=== DIRECTIONS FOR THIS TASK ===
Exclude all pictures, then restate the entries below word for word.

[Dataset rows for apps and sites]

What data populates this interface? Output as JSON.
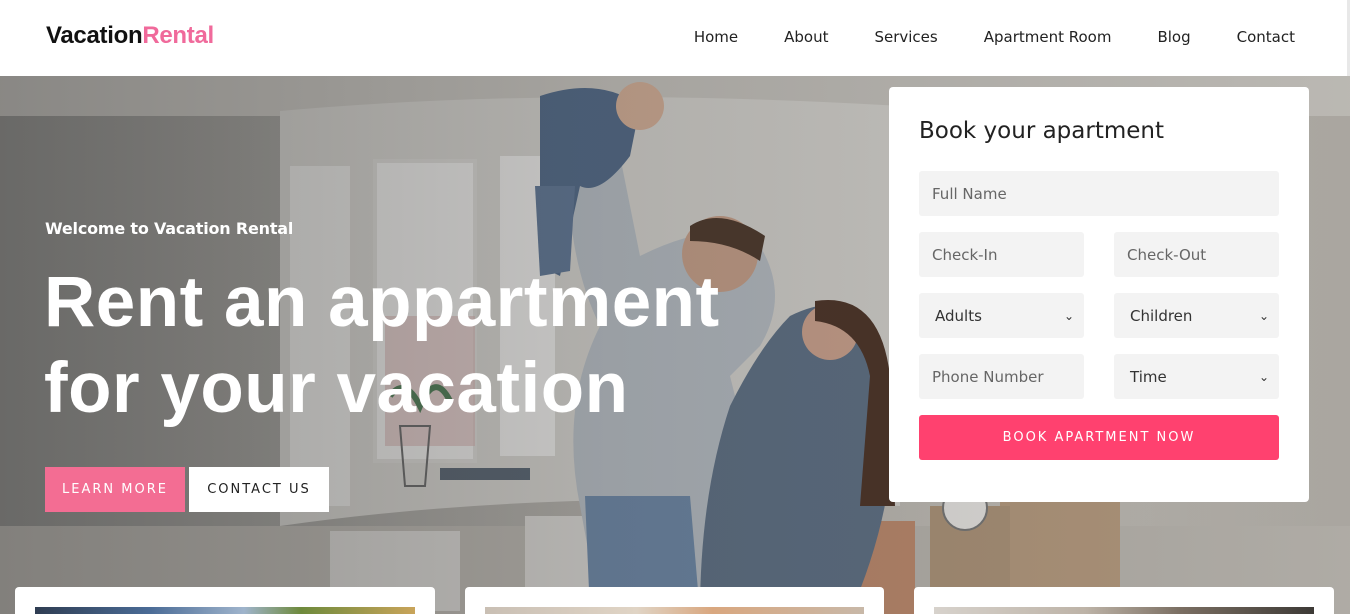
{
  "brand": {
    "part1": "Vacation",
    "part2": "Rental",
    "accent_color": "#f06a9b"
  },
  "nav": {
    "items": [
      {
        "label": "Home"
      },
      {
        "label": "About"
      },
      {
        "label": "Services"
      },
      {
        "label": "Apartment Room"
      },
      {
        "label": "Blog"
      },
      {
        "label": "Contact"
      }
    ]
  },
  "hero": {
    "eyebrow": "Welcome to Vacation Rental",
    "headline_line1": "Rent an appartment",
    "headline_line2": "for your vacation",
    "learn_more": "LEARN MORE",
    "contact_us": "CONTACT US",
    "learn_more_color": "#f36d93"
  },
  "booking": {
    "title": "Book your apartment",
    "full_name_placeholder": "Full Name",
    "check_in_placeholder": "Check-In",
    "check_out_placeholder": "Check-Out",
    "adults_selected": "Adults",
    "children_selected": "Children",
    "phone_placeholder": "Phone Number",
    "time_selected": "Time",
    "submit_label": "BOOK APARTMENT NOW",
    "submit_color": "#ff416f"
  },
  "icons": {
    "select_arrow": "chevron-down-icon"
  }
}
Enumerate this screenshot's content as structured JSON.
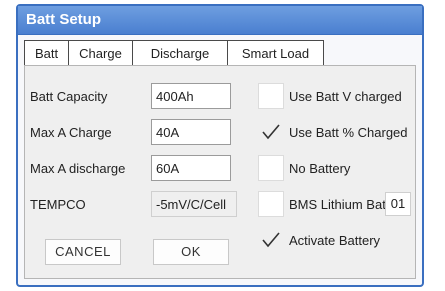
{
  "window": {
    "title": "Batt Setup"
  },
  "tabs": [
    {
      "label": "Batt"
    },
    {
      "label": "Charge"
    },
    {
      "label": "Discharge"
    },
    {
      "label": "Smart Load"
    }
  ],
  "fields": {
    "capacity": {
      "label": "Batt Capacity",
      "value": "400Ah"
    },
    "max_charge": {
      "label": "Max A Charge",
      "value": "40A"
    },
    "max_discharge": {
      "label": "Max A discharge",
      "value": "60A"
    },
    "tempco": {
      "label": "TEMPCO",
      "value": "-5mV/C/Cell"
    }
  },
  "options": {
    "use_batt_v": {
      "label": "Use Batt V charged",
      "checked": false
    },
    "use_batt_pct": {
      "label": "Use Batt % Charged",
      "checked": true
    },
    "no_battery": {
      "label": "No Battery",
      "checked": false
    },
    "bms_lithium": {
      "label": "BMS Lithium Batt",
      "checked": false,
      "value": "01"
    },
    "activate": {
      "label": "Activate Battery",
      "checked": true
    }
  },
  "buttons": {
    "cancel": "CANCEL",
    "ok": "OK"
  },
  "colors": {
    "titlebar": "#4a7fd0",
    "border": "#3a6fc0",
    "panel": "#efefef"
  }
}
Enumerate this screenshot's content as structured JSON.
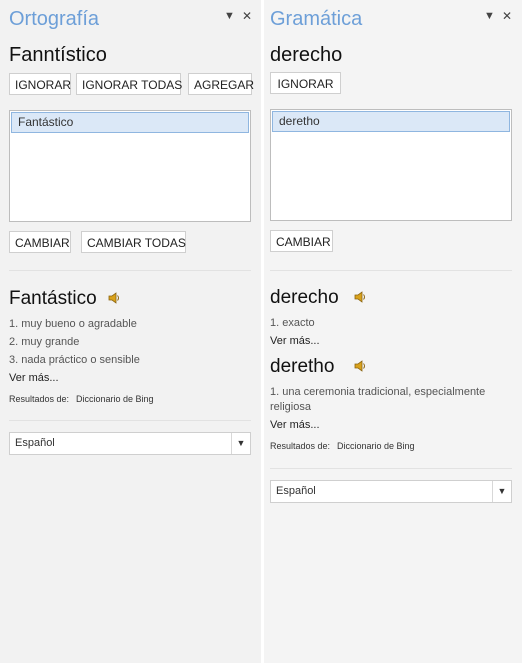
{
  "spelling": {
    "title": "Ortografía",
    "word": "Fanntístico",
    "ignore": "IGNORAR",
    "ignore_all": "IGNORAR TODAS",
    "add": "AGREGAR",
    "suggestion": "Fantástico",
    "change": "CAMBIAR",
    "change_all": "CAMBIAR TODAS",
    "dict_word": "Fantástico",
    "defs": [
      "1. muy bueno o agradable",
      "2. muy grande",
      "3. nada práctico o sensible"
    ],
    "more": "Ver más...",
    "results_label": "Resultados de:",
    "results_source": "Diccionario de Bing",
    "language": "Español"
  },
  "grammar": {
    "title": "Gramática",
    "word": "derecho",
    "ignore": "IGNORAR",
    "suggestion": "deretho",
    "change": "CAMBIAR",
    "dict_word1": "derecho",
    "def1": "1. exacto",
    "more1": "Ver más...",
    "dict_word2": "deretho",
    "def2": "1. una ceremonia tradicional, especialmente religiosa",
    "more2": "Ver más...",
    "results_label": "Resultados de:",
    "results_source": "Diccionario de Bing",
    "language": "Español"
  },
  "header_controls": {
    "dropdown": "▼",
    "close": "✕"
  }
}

=== RESULT ===
What data populates this interface? Output as JSON.
{
  "brand": {
    "part1": "Vacation",
    "part2": "Rental",
    "accent_color": "#f06a9b"
  },
  "nav": {
    "items": [
      {
        "label": "Home"
      },
      {
        "label": "About"
      },
      {
        "label": "Services"
      },
      {
        "label": "Apartment Room"
      },
      {
        "label": "Blog"
      },
      {
        "label": "Contact"
      }
    ]
  },
  "hero": {
    "eyebrow": "Welcome to Vacation Rental",
    "headline_line1": "Rent an appartment",
    "headline_line2": "for your vacation",
    "learn_more": "LEARN MORE",
    "contact_us": "CONTACT US",
    "learn_more_color": "#f36d93"
  },
  "booking": {
    "title": "Book your apartment",
    "full_name_placeholder": "Full Name",
    "check_in_placeholder": "Check-In",
    "check_out_placeholder": "Check-Out",
    "adults_selected": "Adults",
    "children_selected": "Children",
    "phone_placeholder": "Phone Number",
    "time_selected": "Time",
    "submit_label": "BOOK APARTMENT NOW",
    "submit_color": "#ff416f"
  },
  "icons": {
    "select_arrow": "chevron-down-icon"
  }
}
Enumerate this screenshot's content as structured JSON.
{
  "window": {
    "title": "Batt Setup"
  },
  "tabs": [
    {
      "label": "Batt"
    },
    {
      "label": "Charge"
    },
    {
      "label": "Discharge"
    },
    {
      "label": "Smart Load"
    }
  ],
  "fields": {
    "capacity": {
      "label": "Batt Capacity",
      "value": "400Ah"
    },
    "max_charge": {
      "label": "Max A Charge",
      "value": "40A"
    },
    "max_discharge": {
      "label": "Max A discharge",
      "value": "60A"
    },
    "tempco": {
      "label": "TEMPCO",
      "value": "-5mV/C/Cell"
    }
  },
  "options": {
    "use_batt_v": {
      "label": "Use Batt V charged",
      "checked": false
    },
    "use_batt_pct": {
      "label": "Use Batt % Charged",
      "checked": true
    },
    "no_battery": {
      "label": "No Battery",
      "checked": false
    },
    "bms_lithium": {
      "label": "BMS Lithium Batt",
      "checked": false,
      "value": "01"
    },
    "activate": {
      "label": "Activate Battery",
      "checked": true
    }
  },
  "buttons": {
    "cancel": "CANCEL",
    "ok": "OK"
  },
  "colors": {
    "titlebar": "#4a7fd0",
    "border": "#3a6fc0",
    "panel": "#efefef"
  }
}
Enumerate this screenshot's content as structured JSON.
{
  "spelling": {
    "title": "Ortografía",
    "word": "Fanntístico",
    "ignore": "IGNORAR",
    "ignore_all": "IGNORAR TODAS",
    "add": "AGREGAR",
    "suggestion": "Fantástico",
    "change": "CAMBIAR",
    "change_all": "CAMBIAR TODAS",
    "dict_word": "Fantástico",
    "defs": [
      "1. muy bueno o agradable",
      "2. muy grande",
      "3. nada práctico o sensible"
    ],
    "more": "Ver más...",
    "results_label": "Resultados de:",
    "results_source": "Diccionario de Bing",
    "language": "Español"
  },
  "grammar": {
    "title": "Gramática",
    "word": "derecho",
    "ignore": "IGNORAR",
    "suggestion": "deretho",
    "change": "CAMBIAR",
    "dict_word1": "derecho",
    "def1": "1. exacto",
    "more1": "Ver más...",
    "dict_word2": "deretho",
    "def2": "1. una ceremonia tradicional, especialmente religiosa",
    "more2": "Ver más...",
    "results_label": "Resultados de:",
    "results_source": "Diccionario de Bing",
    "language": "Español"
  },
  "header_controls": {
    "dropdown": "▼",
    "close": "✕"
  }
}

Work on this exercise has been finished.